6. Pay off two more student loans.

This year, I paid off one student loan and I’m half-way through another! I’ve thrown bonuses, tax refunds, and cash found on the street at these loans and can’t wait to slaughter them. I anticipate that our tax refund will pay off the one I am attacking now, so that leaves eight months to hit another one. By the end of the year, if we accomplish this goal, we will reduce our monthly payments by almost fifty dollars and save hundreds in interest! Motivation!!

What are your financial goals for 2017? What is in your family playbook for the next six months or year?

-D. E. Barbi Bee


The Reason for the Season


It’s not about what you get, it’s about what you give.

We say that to kids all the time, don’t we? I know I heard it many times over the years, when circling ideal spoils from Toys R Us catalogs and American Girl magazines.

I assumed, of course, that it meant not to focus on what I wanted, but on the gifts I would buy for my brothers and sisters. So I would go out to the Christmas fair at school or the dollar store and buy erasers and mini screwdriver kits and chocolate bars, to distract myself from the fact that I would get way better stuff on December 25.

As I grew a little older, I learned that not everyone has so much joy at this time of year. There are many who have explained how depressed they get in December, thanks often to both cold weather and a family that they wish was very different. Sometimes they are missing someone they lost, or sometimes they take note that they never even got the family they had always longed for. It is, surely, a season of shadows for many.

But this year, I am learning even more about not just giving, but gratitude.

In my job, I often see people in very low points in their lives. Occasionally my clients are in a great and exciting point in life, other times they made a big mistake they have to try to clean up; but other times, they are simply doing the best they can and still can’t catch a break.

Just yesterday, I attended a foreclosure mediation with a couple who worked hard and lived within their means their entire lives. But a family crisis left them jobless, and – perhaps soon – now homeless. Later in the evening I visited the home of a woman who was wheelchair-bound and was being sued for the loan balance owed on a car that had long been repossessed. As she told us her story in her freezing cold, dank, cheerless home, I became overwhelmed.

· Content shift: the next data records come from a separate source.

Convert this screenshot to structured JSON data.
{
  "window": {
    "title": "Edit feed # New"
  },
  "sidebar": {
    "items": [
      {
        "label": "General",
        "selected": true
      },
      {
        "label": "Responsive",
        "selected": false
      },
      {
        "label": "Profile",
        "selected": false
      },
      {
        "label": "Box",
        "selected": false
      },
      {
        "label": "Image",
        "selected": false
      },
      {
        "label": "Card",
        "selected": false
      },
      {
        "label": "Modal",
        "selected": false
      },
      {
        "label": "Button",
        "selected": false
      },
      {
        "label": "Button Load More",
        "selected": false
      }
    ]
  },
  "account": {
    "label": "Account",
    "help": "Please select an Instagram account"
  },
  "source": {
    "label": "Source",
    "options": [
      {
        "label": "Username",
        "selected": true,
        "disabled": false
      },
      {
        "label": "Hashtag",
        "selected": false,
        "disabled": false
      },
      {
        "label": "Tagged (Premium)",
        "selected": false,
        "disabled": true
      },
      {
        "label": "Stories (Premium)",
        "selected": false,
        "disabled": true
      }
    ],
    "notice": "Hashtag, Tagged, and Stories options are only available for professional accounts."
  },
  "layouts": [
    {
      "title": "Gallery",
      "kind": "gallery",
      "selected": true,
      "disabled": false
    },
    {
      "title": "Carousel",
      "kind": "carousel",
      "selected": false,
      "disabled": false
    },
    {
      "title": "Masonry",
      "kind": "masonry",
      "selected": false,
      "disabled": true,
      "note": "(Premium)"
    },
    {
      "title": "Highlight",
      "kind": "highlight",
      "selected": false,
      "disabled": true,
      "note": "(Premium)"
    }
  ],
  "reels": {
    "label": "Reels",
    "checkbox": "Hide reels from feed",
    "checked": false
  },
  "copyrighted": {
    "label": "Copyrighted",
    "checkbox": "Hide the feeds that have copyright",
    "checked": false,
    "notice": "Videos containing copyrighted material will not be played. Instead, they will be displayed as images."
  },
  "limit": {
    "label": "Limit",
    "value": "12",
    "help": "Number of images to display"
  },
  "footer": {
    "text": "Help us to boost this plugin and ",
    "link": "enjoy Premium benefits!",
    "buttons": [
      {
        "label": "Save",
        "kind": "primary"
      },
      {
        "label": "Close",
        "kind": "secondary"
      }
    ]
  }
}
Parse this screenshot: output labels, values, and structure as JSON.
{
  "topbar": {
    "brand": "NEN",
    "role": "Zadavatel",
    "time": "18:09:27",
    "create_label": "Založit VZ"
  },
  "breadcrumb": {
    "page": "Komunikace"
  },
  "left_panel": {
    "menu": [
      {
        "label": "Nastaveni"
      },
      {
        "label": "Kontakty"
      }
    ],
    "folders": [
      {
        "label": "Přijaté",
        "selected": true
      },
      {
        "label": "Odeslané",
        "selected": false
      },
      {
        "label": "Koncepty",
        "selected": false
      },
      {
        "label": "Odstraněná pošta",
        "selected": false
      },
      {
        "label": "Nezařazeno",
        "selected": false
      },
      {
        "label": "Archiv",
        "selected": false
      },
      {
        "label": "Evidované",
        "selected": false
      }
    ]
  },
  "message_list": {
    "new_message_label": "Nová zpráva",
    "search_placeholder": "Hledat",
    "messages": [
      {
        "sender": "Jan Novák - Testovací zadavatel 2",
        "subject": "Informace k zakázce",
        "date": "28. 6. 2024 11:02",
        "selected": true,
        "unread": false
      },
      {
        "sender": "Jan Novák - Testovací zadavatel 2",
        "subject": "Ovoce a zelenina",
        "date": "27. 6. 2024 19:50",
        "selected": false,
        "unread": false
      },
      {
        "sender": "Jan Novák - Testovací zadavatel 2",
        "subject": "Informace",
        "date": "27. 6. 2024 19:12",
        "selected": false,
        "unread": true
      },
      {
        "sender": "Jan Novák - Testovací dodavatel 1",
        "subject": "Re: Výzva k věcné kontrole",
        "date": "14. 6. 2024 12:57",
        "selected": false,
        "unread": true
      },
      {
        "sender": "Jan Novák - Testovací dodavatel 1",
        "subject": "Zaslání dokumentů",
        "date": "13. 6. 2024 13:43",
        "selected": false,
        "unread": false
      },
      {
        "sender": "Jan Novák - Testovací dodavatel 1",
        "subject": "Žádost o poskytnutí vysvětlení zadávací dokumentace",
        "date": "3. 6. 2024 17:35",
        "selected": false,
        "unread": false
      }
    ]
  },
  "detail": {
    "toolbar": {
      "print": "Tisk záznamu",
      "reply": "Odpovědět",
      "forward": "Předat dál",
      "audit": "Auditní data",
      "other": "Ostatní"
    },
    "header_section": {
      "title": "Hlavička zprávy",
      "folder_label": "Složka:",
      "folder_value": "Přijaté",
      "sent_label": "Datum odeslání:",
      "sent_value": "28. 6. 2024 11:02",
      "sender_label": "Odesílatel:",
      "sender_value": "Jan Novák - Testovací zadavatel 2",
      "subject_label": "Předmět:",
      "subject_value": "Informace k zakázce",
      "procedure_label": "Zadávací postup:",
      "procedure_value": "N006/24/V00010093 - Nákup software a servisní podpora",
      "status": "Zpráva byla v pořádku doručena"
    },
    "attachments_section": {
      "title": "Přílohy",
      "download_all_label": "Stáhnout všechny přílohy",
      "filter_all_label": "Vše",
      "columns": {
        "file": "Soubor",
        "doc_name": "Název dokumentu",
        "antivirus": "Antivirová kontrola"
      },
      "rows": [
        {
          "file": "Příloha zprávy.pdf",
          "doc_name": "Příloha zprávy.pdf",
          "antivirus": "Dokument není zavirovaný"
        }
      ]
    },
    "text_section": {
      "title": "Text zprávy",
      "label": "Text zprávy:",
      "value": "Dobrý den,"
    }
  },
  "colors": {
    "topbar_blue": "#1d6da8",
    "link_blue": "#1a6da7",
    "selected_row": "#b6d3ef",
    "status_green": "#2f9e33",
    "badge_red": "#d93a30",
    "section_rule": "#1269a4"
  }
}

Her story cannot be shared here, but when I went back to my warm, seasonally-decorated home, where my husband was cooking us dinner to enjoy together, I was filled with the sense that I was a very small person in the face of the needs of this world.

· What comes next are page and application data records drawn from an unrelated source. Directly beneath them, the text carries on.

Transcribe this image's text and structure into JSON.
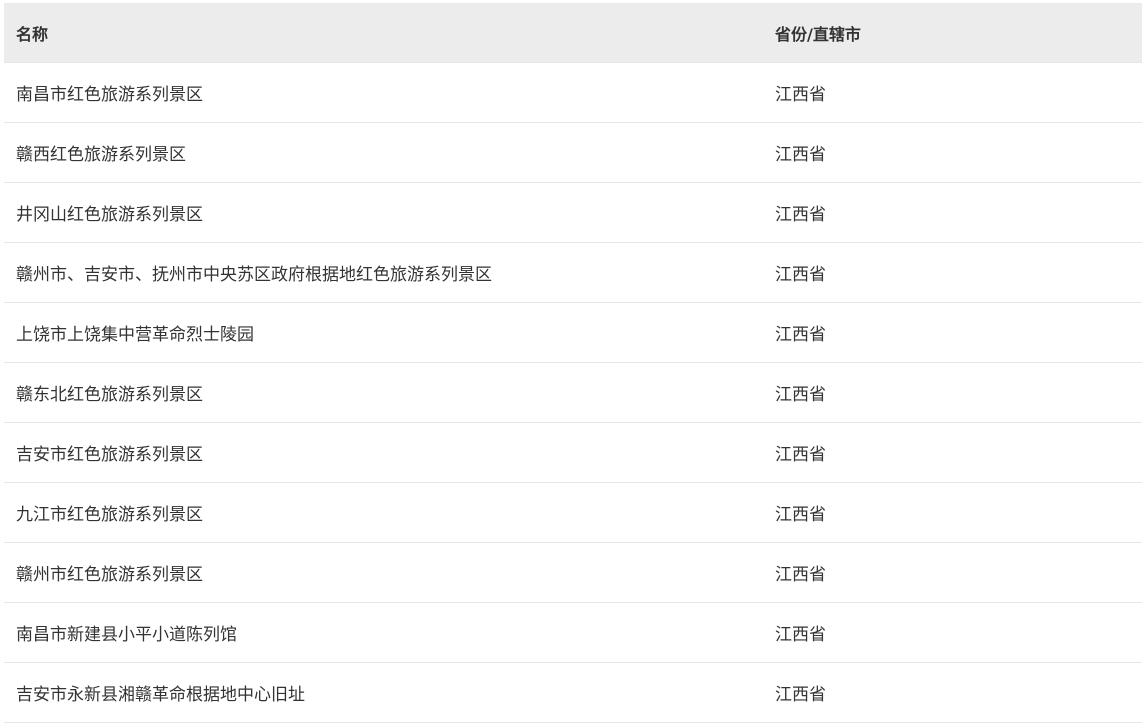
{
  "table": {
    "headers": {
      "name": "名称",
      "province": "省份/直辖市"
    },
    "rows": [
      {
        "name": "南昌市红色旅游系列景区",
        "province": "江西省"
      },
      {
        "name": "赣西红色旅游系列景区",
        "province": "江西省"
      },
      {
        "name": "井冈山红色旅游系列景区",
        "province": "江西省"
      },
      {
        "name": "赣州市、吉安市、抚州市中央苏区政府根据地红色旅游系列景区",
        "province": "江西省"
      },
      {
        "name": "上饶市上饶集中营革命烈士陵园",
        "province": "江西省"
      },
      {
        "name": "赣东北红色旅游系列景区",
        "province": "江西省"
      },
      {
        "name": "吉安市红色旅游系列景区",
        "province": "江西省"
      },
      {
        "name": "九江市红色旅游系列景区",
        "province": "江西省"
      },
      {
        "name": "赣州市红色旅游系列景区",
        "province": "江西省"
      },
      {
        "name": "南昌市新建县小平小道陈列馆",
        "province": "江西省"
      },
      {
        "name": "吉安市永新县湘赣革命根据地中心旧址",
        "province": "江西省"
      }
    ]
  }
}
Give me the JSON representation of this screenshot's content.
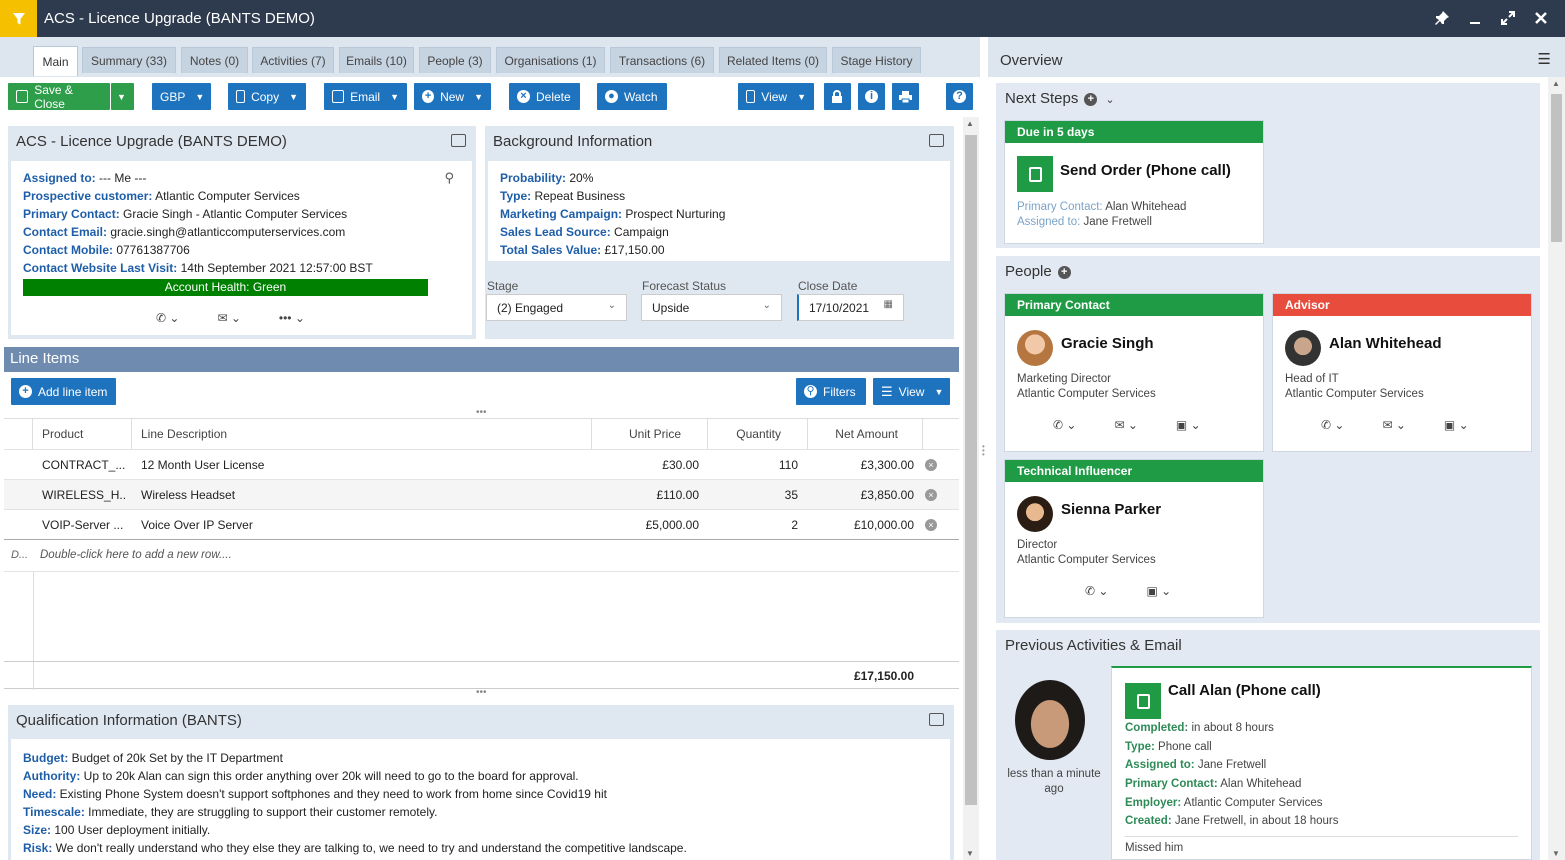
{
  "window": {
    "title": "ACS - Licence Upgrade (BANTS DEMO)"
  },
  "tabs": [
    {
      "label": "Main"
    },
    {
      "label": "Summary (33)"
    },
    {
      "label": "Notes (0)"
    },
    {
      "label": "Activities (7)"
    },
    {
      "label": "Emails (10)"
    },
    {
      "label": "People (3)"
    },
    {
      "label": "Organisations (1)"
    },
    {
      "label": "Transactions (6)"
    },
    {
      "label": "Related Items (0)"
    },
    {
      "label": "Stage History"
    }
  ],
  "toolbar": {
    "save_close": "Save & Close",
    "currency": "GBP",
    "copy": "Copy",
    "email": "Email",
    "new": "New",
    "delete": "Delete",
    "watch": "Watch",
    "view": "View"
  },
  "summary_panel": {
    "title": "ACS - Licence Upgrade (BANTS DEMO)",
    "fields": [
      {
        "label": "Assigned to:",
        "value": " --- Me ---"
      },
      {
        "label": "Prospective customer:",
        "value": " Atlantic Computer Services"
      },
      {
        "label": "Primary Contact:",
        "value": " Gracie Singh - Atlantic Computer Services"
      },
      {
        "label": "Contact Email:",
        "value": " gracie.singh@atlanticcomputerservices.com"
      },
      {
        "label": "Contact Mobile:",
        "value": " 07761387706"
      },
      {
        "label": "Contact Website Last Visit:",
        "value": " 14th September 2021 12:57:00 BST"
      }
    ],
    "health": "Account Health: Green"
  },
  "background_panel": {
    "title": "Background Information",
    "fields": [
      {
        "label": "Probability:",
        "value": " 20%"
      },
      {
        "label": "Type:",
        "value": " Repeat Business"
      },
      {
        "label": "Marketing Campaign:",
        "value": " Prospect Nurturing"
      },
      {
        "label": "Sales Lead Source:",
        "value": " Campaign"
      },
      {
        "label": "Total Sales Value:",
        "value": " £17,150.00"
      }
    ],
    "stage_label": "Stage",
    "stage_value": "(2) Engaged",
    "forecast_label": "Forecast Status",
    "forecast_value": "Upside",
    "close_label": "Close Date",
    "close_value": "17/10/2021"
  },
  "line_items": {
    "title": "Line Items",
    "add_label": "Add line item",
    "filters_label": "Filters",
    "view_label": "View",
    "columns": [
      "Product",
      "Line Description",
      "Unit Price",
      "Quantity",
      "Net Amount"
    ],
    "rows": [
      {
        "product": "CONTRACT_...",
        "desc": "12 Month User License",
        "price": "£30.00",
        "qty": "110",
        "net": "£3,300.00"
      },
      {
        "product": "WIRELESS_H...",
        "desc": "Wireless Headset",
        "price": "£110.00",
        "qty": "35",
        "net": "£3,850.00"
      },
      {
        "product": "VOIP-Server ...",
        "desc": "Voice Over IP Server",
        "price": "£5,000.00",
        "qty": "2",
        "net": "£10,000.00"
      }
    ],
    "new_row_marker": "D...",
    "new_row_hint": "Double-click here to add a new row....",
    "total": "£17,150.00"
  },
  "qualification": {
    "title": "Qualification Information (BANTS)",
    "fields": [
      {
        "label": "Budget:",
        "value": " Budget of 20k Set by the IT Department"
      },
      {
        "label": "Authority:",
        "value": " Up to 20k Alan can sign this order anything over 20k will need to go to the board for approval."
      },
      {
        "label": "Need:",
        "value": " Existing Phone System doesn't support softphones and they need to work from home since Covid19 hit"
      },
      {
        "label": "Timescale:",
        "value": " Immediate, they are struggling to support their customer remotely."
      },
      {
        "label": "Size:",
        "value": " 100 User deployment initially."
      },
      {
        "label": "Risk:",
        "value": " We don't really understand who they else they are talking to, we need to try and understand the competitive landscape."
      }
    ]
  },
  "overview": {
    "title": "Overview",
    "next_steps": {
      "title": "Next Steps",
      "due": "Due in 5 days",
      "task": "Send Order (Phone call)",
      "primary_label": "Primary Contact:",
      "primary_value": " Alan Whitehead",
      "assigned_label": "Assigned to:",
      "assigned_value": " Jane Fretwell"
    },
    "people": {
      "title": "People",
      "cards": [
        {
          "role": "Primary Contact",
          "name": "Gracie Singh",
          "job": "Marketing Director",
          "org": "Atlantic Computer Services"
        },
        {
          "role": "Advisor",
          "name": "Alan Whitehead",
          "job": "Head of IT",
          "org": "Atlantic Computer Services"
        },
        {
          "role": "Technical Influencer",
          "name": "Sienna Parker",
          "job": "Director",
          "org": "Atlantic Computer Services"
        }
      ]
    },
    "previous": {
      "title": "Previous Activities & Email",
      "time": "less than a minute ago",
      "activity_title": "Call Alan (Phone call)",
      "fields": [
        {
          "label": "Completed:",
          "value": " in about 8 hours"
        },
        {
          "label": "Type:",
          "value": " Phone call"
        },
        {
          "label": "Assigned to:",
          "value": " Jane Fretwell"
        },
        {
          "label": "Primary Contact:",
          "value": " Alan Whitehead"
        },
        {
          "label": "Employer:",
          "value": " Atlantic Computer Services"
        },
        {
          "label": "Created:",
          "value": " Jane Fretwell, in about 18 hours"
        }
      ],
      "note": "Missed him"
    }
  },
  "colors": {
    "primary": "#1e73be",
    "success": "#2e9e4b",
    "danger": "#e74c3c",
    "titlebar": "#2e3b4e",
    "accent": "#f5c000"
  }
}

I could  not shake the idea that I had to do something – I took this job to help people, after all. Both my boss and I will do something to help these neighbors, but even that will not repair all their on-going physical and emotional needs.

To compare, my issues at this moment are being frustrated by the clutter of my closet, my lack of a washing machine, and my procrastination in signing up for health insurance. My needs are so small, that when my husband was blessed with a gracious bonus this week, we actually have no idea what to do with it!

[See what I mean? Big issues, right?]

So this year, take the idiom we repeat so often to children to heart. And don’t use it as a distraction for thinking about what you want, truly practice a heart of gratitude. Give what you can. Give all day and whenever you see a need – give to charities and the food bank and the fuel bank and the homeless shelter and anyone who has a need you can see. (I can’t tell you how much less stressful it is grocery shopping to someone in need – it’s a pleasure, not a chore, I promise!)

My grandmother always used to love saying that Jesus is the reason for the season. And He is – Christmas, despite its many secular garments, is at its heart a celebration of the birth of our God on this planet. It was and is a gift, and calls for our giving to others in the small – but meaningful – ways that we can, without any expectation of something in return.

-D. E. Barbi Bee